A vision of the afterlife is articulated by every culture, ancient or modern, in an effort to answer the question of what happens after death, and this was as true for the ancient Persian view of the afterlife as for any other ancient civilization. Ancient Persia had the same interest in what happens after death as any culture in the present day and provided one of the most interesting, and compassionate, answers.
The human concern with mortality informs not only the scriptures of world religions but the greatest literary works. The Mesopotamian Epic of Gilgamesh – considered the oldest epic tale in the world – is centered on finding meaning in life in the face of inevitable death and innumerable works since have explored the same problem.
PERSIA (roughly modern-day Iran) is among the oldest inhabited regions in the world. Archaeological sites in the country have established human habitation dating back 100,000 years to the Paleolithic Age with semi-permanent settlements (most likely for hunting parties) established before 10,000 BCE. The ancient kingdom of Elam in this area was among the most advanced of its time (its oldest settlement, the archaeological site of Chogha Bonut, dates to c. 7200 BCE) before parts of it were conquered by the Sumerians, later completely by the Assyrians, and then by the Medes.
Getting DNA from Indus River Valley Civilization burials is quite difficult, as the hot South Asian climate provides the perfect conditions for degrading biological material. After 5,000 years in the ground there is usually nothing left to sequence. But for the first time, a full genome has been sequenced! A team from Deccan College in India successfully recreated a genome from an individual buried in a cemetery at the site of Rakhigarhi, in Haryana, India. They were able to get enough undamaged DNA by patiently re-sampling the skeleton over 100 times and pooling the results.
It has been known that there are cultural connections between the Indus River Valley Civilization and Iranian civilization. It has even been theorized that the hunter-gatherers who lived in the ecologically rich valley learned farming from Iran. The recent study therefore compared the Rakhigarhi remains to genomes from 523 genetically sampled from Gonur in Turkmenistan and Shahr-i-Sokhta in Iran.
Their analysis showed that the genes associated with this individual’s Iranian ancestry came from before the time when farmers and hunter-gatherers in the area separated from each other. This individual’s Iranian ancestors left before farming spread through Iran, meaning that the Indus River Valley civilization did not learn farming from Iran but independently decided to give up hunting and gathering for farming. The genetic analyses also found that 11 individuals from the 523 belonged to the same genetic group as the Indus River Valley Civilization remains. That suggests that the 11 were migrants, or near descendants of migrants, from the Indus River Valley.
The deadliest recorded blizzard in history happened in 1974 in Iran. It lasted from February 3rd to February 8th, dropped 26 feet of snow, and entombed the region in temperatures as low as -13 F/-25 C.

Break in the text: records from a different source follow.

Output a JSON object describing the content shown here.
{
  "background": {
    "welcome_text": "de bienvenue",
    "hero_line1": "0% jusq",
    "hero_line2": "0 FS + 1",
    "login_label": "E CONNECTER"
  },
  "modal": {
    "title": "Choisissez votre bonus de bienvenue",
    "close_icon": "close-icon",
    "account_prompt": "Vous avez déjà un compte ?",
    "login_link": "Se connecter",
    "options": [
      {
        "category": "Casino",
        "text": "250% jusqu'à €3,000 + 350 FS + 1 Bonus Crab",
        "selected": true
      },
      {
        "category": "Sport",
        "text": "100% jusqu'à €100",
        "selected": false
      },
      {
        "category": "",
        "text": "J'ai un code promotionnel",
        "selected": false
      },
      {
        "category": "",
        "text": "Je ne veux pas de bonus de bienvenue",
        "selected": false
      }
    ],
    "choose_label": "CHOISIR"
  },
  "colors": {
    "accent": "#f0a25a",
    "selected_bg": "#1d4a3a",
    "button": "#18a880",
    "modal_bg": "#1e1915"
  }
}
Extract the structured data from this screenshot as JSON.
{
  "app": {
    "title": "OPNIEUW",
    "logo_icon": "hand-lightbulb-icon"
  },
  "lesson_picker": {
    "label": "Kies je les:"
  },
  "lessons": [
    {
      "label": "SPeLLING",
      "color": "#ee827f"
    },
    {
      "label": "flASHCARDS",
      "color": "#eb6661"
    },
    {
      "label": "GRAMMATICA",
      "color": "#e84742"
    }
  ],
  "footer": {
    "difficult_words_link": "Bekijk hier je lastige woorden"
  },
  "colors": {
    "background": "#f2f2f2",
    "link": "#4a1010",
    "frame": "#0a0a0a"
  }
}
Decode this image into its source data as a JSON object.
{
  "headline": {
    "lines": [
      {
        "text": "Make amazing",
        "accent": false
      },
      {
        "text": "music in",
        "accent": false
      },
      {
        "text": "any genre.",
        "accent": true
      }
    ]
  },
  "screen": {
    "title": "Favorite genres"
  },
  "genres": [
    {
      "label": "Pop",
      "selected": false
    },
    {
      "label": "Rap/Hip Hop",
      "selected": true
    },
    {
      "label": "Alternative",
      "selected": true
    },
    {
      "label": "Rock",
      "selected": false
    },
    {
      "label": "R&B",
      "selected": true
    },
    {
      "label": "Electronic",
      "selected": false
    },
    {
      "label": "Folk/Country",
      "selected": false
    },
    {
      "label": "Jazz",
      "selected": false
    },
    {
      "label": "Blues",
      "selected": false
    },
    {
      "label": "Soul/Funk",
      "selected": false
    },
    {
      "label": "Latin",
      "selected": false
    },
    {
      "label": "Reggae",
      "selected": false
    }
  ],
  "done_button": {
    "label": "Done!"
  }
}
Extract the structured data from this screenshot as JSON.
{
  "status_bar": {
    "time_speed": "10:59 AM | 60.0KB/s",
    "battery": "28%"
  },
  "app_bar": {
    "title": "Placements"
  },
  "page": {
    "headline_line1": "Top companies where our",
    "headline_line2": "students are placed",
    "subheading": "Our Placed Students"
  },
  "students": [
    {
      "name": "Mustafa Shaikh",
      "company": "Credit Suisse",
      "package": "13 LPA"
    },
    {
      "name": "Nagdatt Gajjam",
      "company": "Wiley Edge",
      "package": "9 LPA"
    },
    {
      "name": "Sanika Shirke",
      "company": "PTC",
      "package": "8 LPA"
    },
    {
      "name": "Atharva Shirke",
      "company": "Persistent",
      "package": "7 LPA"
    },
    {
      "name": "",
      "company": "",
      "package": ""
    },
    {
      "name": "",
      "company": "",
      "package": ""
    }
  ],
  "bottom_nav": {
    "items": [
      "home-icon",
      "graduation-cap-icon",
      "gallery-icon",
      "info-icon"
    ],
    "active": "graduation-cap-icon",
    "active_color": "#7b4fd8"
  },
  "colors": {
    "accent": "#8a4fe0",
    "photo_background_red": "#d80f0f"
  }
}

When it was over, 4,000 people were dead, and entire villages were gone. Literally. Twenty villages were destroyed and never rebuilt.
CAMBYSES II (r. 530-522 BCE) was the second king of the Achaemenid Empire. The Greek historian Herodotus portrays Cambyses as a mad king who committed many acts of sacrilege during his stay in Egypt, including the slaying of the sacred Apis calf. This account, however, appears to have been derived mostly from Egyptian oral tradition and may therefore be biased. Most of the sacrileges attributed to Cambyses are not supported by contemporary sources. At the end of his reign, Cambyses faced a revolt by a man who claimed to be his brother Smerdis, and he died on his way to suppress this revolt.
Cambyses was born to Cyrus the Great and his wife Cassandane, a sister of the Persian nobleman Otanes. Cambyses had a younger brother named Smerdis, from the same mother and the same father. As early as 539 BCE, when Cyrus conquered Babylon, Cambyses held the position of crown prince. He is mentioned on the Cyrus Cylinder, along with his father Cyrus, as receiving blessings from the Babylonian supreme god Marduk. In Babylonian documents dating between April and December 538 BCE, Cambyses is described as ‘king of Babylon’, while Cyrus was given the title ‘king of the lands’. Cambyses may have been appointed king of Babylon in preparation for his succession to the Persian throne.
Prayers and verses from the Qur’an have been used as amulets throughout the Islamic world for centuries. This hexagonal, silver amulet case still contains its original prayer scroll – rather a miracle.
On the scroll are written prayers in a beautiful black calligraphic hand. Names of God are in larger script, in blue and red, around the edges. The scroll was not meant to be read, however, but used as a talisman. Three small loops suggest that the case was meant to be worn as a horizontal pendant. When worn, it was believed such amulets both protected the wearer from harm, and cured them if they were already hurt.
Based on the style of the calligraphy, this amulet and scroll likely come from Iran around 1800.